## Required action
The entries below must be retyped in full. Keep every word the same.

## Listed records

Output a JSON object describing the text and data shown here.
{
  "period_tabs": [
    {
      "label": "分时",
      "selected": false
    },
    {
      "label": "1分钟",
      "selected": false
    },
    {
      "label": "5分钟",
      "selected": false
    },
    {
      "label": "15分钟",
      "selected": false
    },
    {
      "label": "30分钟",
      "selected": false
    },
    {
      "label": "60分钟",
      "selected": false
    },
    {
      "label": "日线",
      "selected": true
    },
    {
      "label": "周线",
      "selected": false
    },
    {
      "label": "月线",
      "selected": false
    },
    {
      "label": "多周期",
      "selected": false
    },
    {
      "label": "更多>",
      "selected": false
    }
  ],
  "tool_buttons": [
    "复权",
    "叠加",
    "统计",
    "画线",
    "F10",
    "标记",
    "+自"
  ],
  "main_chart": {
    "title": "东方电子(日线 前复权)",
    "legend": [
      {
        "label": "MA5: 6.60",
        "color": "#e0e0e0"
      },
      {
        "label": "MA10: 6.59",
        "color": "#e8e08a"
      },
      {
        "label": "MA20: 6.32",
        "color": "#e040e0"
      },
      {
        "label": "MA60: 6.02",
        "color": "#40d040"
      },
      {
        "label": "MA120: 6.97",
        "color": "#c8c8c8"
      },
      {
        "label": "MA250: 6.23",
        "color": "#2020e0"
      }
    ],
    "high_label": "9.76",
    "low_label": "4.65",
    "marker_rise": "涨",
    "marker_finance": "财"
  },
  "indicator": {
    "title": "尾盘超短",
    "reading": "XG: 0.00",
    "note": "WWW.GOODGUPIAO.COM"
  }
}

## Solution to the exercise
Output a JSON object describing the text and data shown here.
{
  "period_tabs": [
    {
      "label": "分时",
      "selected": false
    },
    {
      "label": "1分钟",
      "selected": false
    },
    {
      "label": "5分钟",
      "selected": false
    },
    {
      "label": "15分钟",
      "selected": false
    },
    {
      "label": "30分钟",
      "selected": false
    },
    {
      "label": "60分钟",
      "selected": false
    },
    {
      "label": "日线",
      "selected": true
    },
    {
      "label": "周线",
      "selected": false
    },
    {
      "label": "月线",
      "selected": false
    },
    {
      "label": "多周期",
      "selected": false
    },
    {
      "label": "更多>",
      "selected": false
    }
  ],
  "tool_buttons": [
    "复权",
    "叠加",
    "统计",
    "画线",
    "F10",
    "标记",
    "+自"
  ],
  "main_chart": {
    "title": "东方电子(日线 前复权)",
    "legend": [
      {
        "label": "MA5: 6.60",
        "color": "#e0e0e0"
      },
      {
        "label": "MA10: 6.59",
        "color": "#e8e08a"
      },
      {
        "label": "MA20: 6.32",
        "color": "#e040e0"
      },
      {
        "label": "MA60: 6.02",
        "color": "#40d040"
      },
      {
        "label": "MA120: 6.97",
        "color": "#c8c8c8"
      },
      {
        "label": "MA250: 6.23",
        "color": "#2020e0"
      }
    ],
    "high_label": "9.76",
    "low_label": "4.65",
    "marker_rise": "涨",
    "marker_finance": "财"
  },
  "indicator": {
    "title": "尾盘超短",
    "reading": "XG: 0.00",
    "note": "WWW.GOODGUPIAO.COM"
  }
}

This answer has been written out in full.